Simmons is only the latest school to join this trend. The University of Massachusetts and the University of Notre Dame are among schools that have recently aired TV ads.While Simmons still mulls over the merits of TV ads, it has hired Cipriani Kremer Design, a division of Arnold Communications, New England's largest ad agency, to assist it with a repositioning strategy as Simmons prepares to celebrate its 100th anniversary in 1999.
Among the first fruits of this effort are a "freshened up" logo, a new school color and a dramatically revised "viewbook," a brochure the college sends to high school students in hopes of persuading them to apply to Simmons.
Once brochures and school marketing were an amateur affair, the domain of zealous alumni, and viewbooks tended to look alike - the obligatory photo of the school's oldest building and loads of mug shots of tweedy and chalk-dusted pedagogues.
But with tuition soaring and the number of 18-year-olds sometimes shrinking, competition among colleges for new students has become fierce, says Caroline Considine, a former marketing professor who helps manage the school's marketing program.

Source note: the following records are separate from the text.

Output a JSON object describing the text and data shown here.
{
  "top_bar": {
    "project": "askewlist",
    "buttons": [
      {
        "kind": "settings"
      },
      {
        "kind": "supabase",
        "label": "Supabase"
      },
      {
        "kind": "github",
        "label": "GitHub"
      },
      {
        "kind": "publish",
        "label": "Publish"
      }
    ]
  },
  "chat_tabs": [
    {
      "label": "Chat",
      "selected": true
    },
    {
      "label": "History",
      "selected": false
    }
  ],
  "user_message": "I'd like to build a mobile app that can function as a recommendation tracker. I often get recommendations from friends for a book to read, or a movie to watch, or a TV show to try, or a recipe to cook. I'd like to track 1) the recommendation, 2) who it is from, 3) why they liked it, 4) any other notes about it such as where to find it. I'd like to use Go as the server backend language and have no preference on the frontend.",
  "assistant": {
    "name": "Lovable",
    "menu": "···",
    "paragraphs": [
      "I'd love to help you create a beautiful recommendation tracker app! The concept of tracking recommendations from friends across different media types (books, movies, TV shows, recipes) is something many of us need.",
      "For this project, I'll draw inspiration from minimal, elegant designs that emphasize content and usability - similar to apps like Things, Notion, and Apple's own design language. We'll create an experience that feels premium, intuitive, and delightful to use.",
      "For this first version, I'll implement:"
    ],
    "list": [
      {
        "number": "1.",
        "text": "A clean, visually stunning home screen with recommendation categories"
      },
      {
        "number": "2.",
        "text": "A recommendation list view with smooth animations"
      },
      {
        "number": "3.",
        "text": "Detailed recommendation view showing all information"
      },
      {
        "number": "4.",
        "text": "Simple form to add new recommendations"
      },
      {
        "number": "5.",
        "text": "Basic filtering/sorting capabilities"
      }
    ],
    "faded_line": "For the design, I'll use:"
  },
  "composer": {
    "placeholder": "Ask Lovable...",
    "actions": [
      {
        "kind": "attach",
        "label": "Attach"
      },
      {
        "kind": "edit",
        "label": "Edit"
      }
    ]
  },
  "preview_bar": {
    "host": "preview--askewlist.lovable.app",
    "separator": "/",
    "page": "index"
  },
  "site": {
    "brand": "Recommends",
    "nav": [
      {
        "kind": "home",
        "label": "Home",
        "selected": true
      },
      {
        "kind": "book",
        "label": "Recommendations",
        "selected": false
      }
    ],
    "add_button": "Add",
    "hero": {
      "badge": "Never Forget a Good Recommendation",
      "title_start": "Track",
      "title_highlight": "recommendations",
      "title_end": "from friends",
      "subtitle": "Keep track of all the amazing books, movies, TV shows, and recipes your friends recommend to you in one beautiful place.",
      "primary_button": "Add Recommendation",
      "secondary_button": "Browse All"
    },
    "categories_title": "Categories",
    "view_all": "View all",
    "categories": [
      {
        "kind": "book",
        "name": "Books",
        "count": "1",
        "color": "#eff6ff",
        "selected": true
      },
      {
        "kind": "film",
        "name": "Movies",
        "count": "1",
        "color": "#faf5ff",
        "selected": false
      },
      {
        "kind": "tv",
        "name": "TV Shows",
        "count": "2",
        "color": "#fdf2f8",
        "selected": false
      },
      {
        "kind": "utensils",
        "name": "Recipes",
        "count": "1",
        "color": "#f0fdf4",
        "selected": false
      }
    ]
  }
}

As a result, more colleges are turning to professionals to differentiate themselves from rivals and develop everything from ad slogans to brochures that look like trendy magazines.
Some of the marketing efforts have met with initial success.
For example, Marquette University reported that freshman enrollment was up 10 percent last September following several initiatives including an ad campaign.
Don't look for Ivy League schools to lead this trend. They don't need ad campaigns to encourage hopefuls to apply.
In lean years, when the pool of 18-year-olds is small, top schools keep their freshman classes full by dipping deeper into the pool of applicants. One result is that they may steal customers away from schools with less glossy reputations.
That may explain why schools such as the University of Cincinnati or the University of Tennessee at Chattanooga are among the most aggressive of academic marketers as they seek to defend their turfs from poachers with more prestige.
One aim of the Simmons marketing campaign is to boost undergraduate applications; another is to ensure that the entire Simmons family - the undergraduate school as well as its graduate programs - all speak with one voice, Considine says.
And so Simmons has turned to Cipriani Kremer, which has done strategic design work for such clients as Ocean Spray Cranberries Inc. and Hewlett-Packard Co. as well as Tufts University's Fletcher School of Law and Diplomacy.
In marketing itself to high school seniors, Simmons thinks it has rare advantages that set it apart: It is one of the few all-women's schools that is located in a big city, and it puts equal weight on professional career training and liberal arts.